(Extracted entries Opens)

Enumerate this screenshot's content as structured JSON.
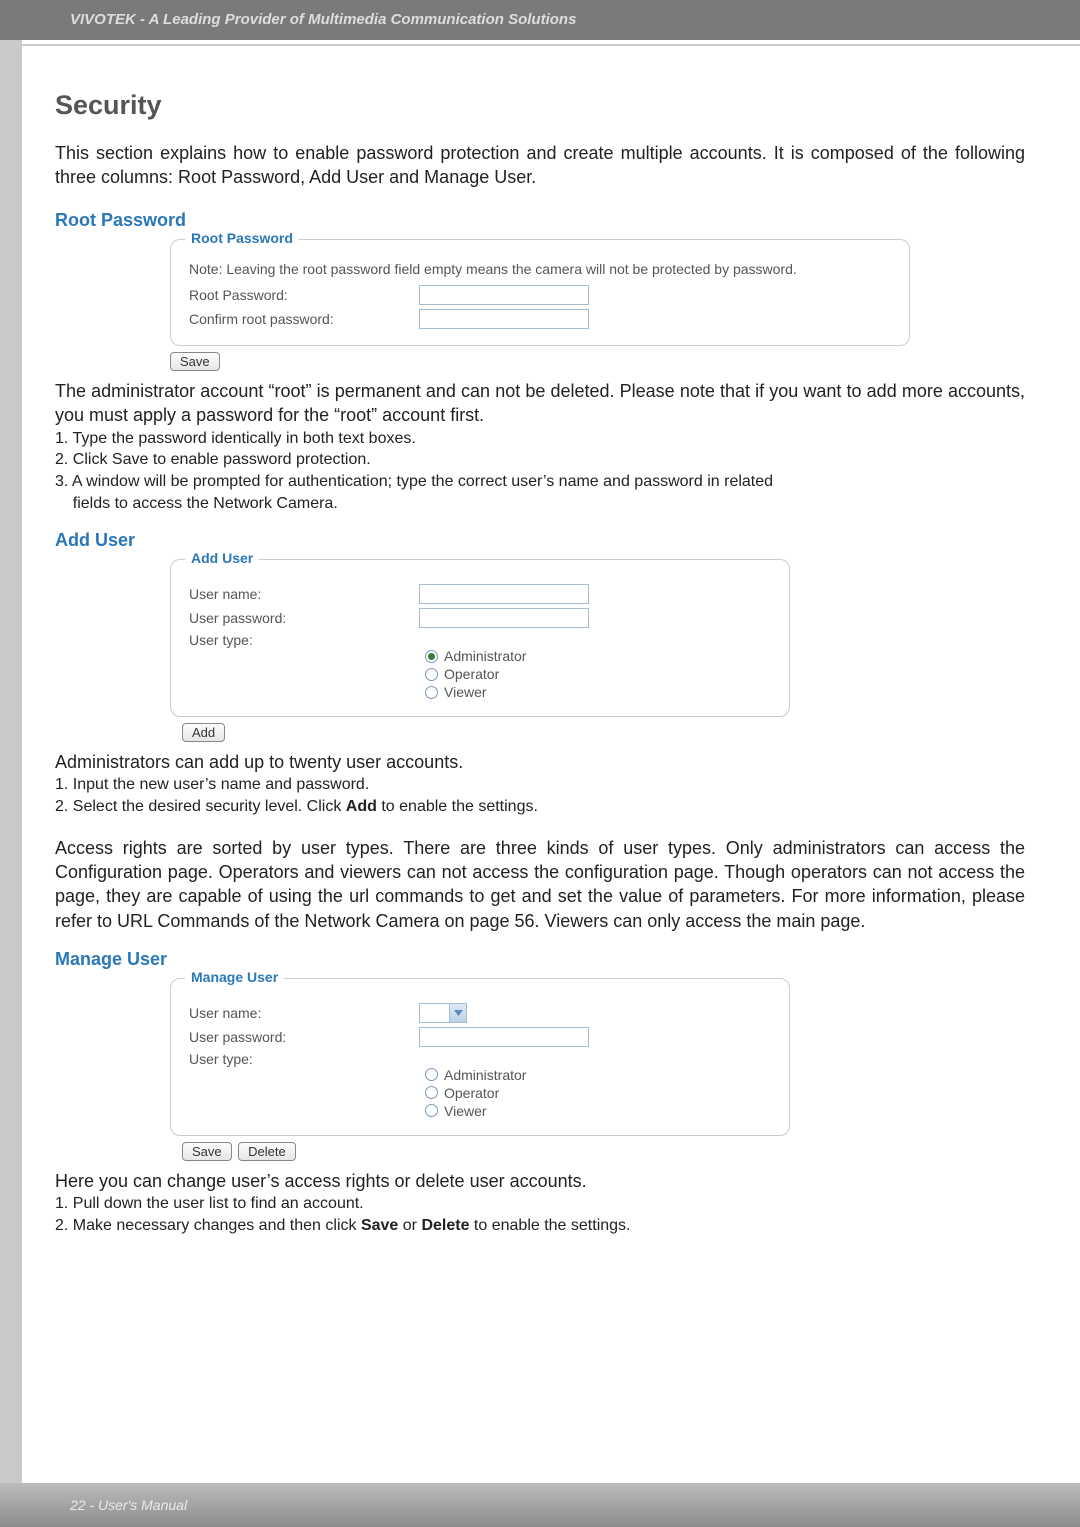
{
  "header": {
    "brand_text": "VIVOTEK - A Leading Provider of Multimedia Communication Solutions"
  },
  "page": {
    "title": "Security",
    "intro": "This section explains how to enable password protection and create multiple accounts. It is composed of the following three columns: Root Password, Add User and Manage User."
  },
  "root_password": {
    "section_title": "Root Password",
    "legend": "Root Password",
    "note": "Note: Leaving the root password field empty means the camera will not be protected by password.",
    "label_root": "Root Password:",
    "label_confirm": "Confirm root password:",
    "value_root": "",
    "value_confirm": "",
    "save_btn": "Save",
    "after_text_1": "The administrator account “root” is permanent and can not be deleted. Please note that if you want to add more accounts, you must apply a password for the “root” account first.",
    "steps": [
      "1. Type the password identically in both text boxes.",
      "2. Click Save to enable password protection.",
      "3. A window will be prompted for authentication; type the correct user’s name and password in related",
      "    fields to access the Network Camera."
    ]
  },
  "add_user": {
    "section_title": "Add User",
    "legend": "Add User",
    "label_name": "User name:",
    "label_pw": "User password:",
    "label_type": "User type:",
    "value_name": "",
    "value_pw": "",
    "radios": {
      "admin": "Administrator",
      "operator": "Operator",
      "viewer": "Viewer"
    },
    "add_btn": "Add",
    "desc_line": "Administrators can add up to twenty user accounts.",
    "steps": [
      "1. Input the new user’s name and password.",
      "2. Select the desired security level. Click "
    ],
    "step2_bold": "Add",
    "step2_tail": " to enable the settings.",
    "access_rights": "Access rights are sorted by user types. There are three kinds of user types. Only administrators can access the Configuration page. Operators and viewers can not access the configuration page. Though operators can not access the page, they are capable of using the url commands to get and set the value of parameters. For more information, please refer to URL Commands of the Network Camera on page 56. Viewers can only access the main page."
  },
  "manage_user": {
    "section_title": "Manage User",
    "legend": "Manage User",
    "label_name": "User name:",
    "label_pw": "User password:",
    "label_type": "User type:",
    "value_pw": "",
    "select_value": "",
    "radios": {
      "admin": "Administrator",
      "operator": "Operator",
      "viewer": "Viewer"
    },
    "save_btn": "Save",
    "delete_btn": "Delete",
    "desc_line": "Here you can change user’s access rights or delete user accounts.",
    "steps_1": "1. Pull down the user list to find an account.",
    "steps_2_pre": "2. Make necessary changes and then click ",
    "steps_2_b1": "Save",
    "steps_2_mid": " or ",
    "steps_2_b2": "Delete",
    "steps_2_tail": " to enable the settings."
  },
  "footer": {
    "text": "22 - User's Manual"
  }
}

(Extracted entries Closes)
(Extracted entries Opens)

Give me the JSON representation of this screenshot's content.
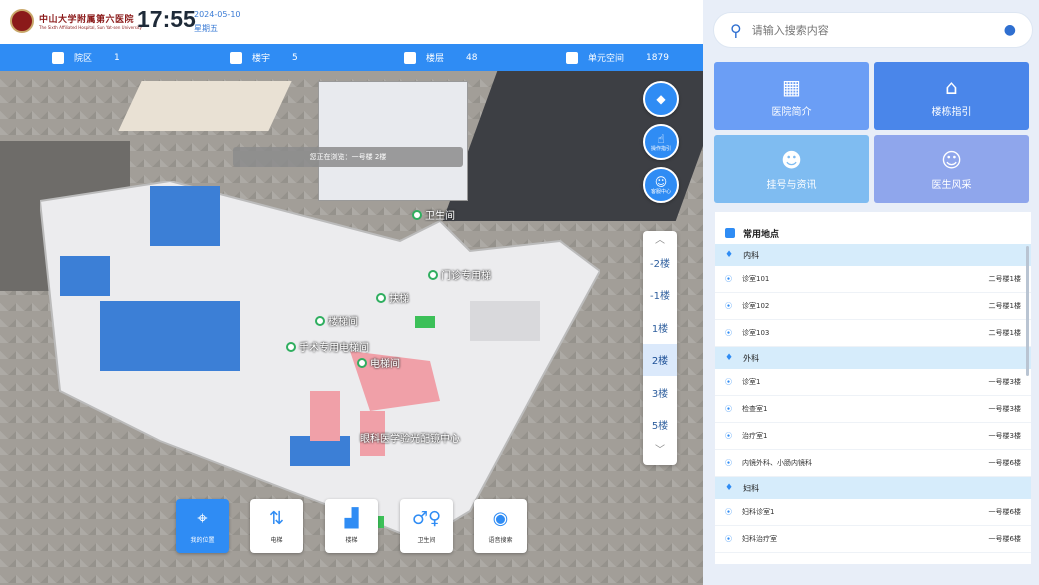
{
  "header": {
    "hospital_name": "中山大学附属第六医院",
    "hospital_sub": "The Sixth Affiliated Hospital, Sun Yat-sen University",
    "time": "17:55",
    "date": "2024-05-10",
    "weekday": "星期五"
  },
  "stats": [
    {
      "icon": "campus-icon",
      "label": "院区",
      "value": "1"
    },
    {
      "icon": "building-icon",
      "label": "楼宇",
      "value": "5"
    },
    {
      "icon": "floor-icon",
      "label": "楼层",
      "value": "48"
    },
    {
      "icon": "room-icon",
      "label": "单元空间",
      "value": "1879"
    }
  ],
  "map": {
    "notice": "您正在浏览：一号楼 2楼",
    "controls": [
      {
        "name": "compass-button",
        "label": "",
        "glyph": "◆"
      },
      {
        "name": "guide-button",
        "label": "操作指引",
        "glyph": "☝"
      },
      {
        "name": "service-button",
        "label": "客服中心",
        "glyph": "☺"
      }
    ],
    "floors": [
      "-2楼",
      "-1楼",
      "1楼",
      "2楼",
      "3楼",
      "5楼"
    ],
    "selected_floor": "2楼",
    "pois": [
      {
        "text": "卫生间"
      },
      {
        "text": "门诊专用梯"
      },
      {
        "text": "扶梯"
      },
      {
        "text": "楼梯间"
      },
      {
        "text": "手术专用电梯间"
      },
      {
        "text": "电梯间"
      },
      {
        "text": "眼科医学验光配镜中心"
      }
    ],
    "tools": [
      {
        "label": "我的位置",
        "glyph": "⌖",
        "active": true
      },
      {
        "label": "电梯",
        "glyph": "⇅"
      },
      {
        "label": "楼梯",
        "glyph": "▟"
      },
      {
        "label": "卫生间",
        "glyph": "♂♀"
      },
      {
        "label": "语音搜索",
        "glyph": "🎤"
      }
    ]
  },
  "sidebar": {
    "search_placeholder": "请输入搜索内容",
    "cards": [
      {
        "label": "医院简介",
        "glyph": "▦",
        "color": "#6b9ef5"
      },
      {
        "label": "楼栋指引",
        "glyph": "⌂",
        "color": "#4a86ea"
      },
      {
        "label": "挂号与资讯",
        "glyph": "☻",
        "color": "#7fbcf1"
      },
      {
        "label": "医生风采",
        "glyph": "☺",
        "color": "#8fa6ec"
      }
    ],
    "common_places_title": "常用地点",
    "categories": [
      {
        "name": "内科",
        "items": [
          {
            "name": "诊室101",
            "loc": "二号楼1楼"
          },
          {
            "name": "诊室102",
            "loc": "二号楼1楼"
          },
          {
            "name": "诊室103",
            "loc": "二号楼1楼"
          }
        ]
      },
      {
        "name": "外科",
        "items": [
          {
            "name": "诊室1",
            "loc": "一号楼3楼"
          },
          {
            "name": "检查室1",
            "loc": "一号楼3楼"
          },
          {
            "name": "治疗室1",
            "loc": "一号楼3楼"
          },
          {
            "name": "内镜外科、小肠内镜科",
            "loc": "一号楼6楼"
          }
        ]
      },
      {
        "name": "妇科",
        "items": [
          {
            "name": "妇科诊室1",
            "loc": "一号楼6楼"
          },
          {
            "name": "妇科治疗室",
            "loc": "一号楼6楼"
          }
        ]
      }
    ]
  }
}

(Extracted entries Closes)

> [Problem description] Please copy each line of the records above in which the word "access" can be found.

> [Result]
      "    fields to access the Network Camera."
    "access_rights": "Access rights are sorted by user types. There are three kinds of user types. Only administrators can access the Configuration page. Operators and viewers can not access the configuration page. Though operators can not access the page, they are capable of using the url commands to get and set the value of parameters. For more information, please refer to URL Commands of the Network Camera on page 56. Viewers can only access the main page."
    "desc_line": "Here you can change user’s access rights or delete user accounts.",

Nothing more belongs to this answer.